Morola’s internship at Nature Valley International
‘Make hay while the sun shines,’ is a great idiom to adopt while we enjoy an Indian summer here on the sunshine coast. Hailing from medieval writer John Heywood’s collection of English Proverbs, today the phrase is used to emphasise the benefits of taking advantage of favourable circumstances when the chance arises.
For Eastbourne College sixth former, Morola Oyefesobi, making hay in the summer of 2019 meant grasping the opportunity to work as an intern for the press office at Eastbourne’s annual Nature Valley International Tennis Championship. Morola’s report below reveals an eye-widening week of behind-the-scenes graft and demonstrates that healthy learning for the long term is more than just the act of absorbing and applying information learned in the classroom.
‘The Nature Valley International tennis tournament is a very busy and fast-paced work environment; especially being a press office intern. You have to constantly be available and ready to do any task and to help anyone who asks; all with a friendly smile. I spent most of my time on the desk helping the journalists and photographers with anything that they needed for the day: order of play sheets, player statistics, match tickets etc. However, on days when the media centre was less busy, I had the privilege of shadowing reporters as they talked to the tennis players, listening in on press conferences and walking players over to the autograph stand. Being an intern at the tennis tournament meant you had to work long hours. I’d get there at 8.00am in the morning and leave at 8.00pm in the evening. However, moments such as escorting BBC news reporters to Andy Murray’s practise court to get a few shots of him warming up for his mixed doubles, often helped put into perspective the amazing opportunity I’ve been given. Many world-renowned tennis players such as Kerber, Konta and Pliskova often walked past my desk everyday on their way to the balcony to do press interviews.

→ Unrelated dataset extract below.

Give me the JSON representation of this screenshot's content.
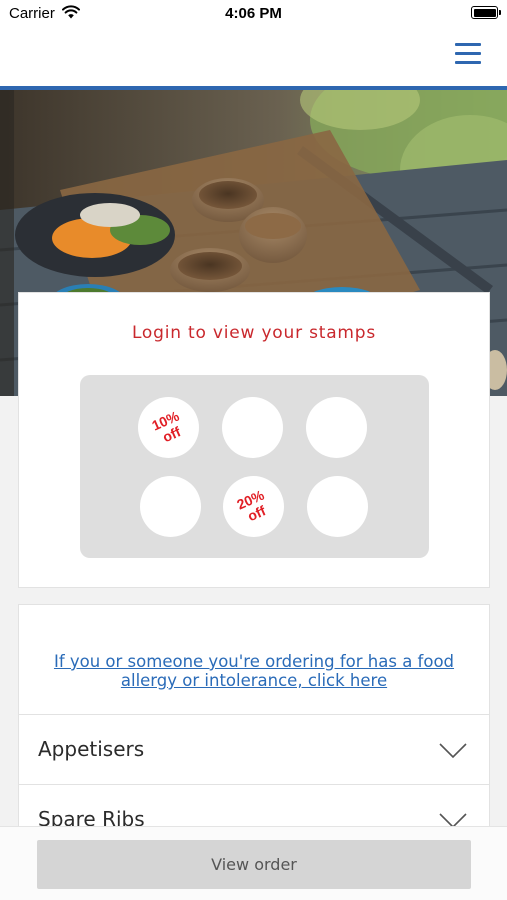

Working at the Eastbourne tennis tournament was a very eye-opening experience for me, as I’d never worked in such a fast-paced work environment before. It taught me how to quickly adapt to the environment around me, as well as many other great transferable skills. Even though I now realise that the exciting world of media and sports journalism isn’t for me, I know that the skills I learnt from this job will benefit me in any career path.’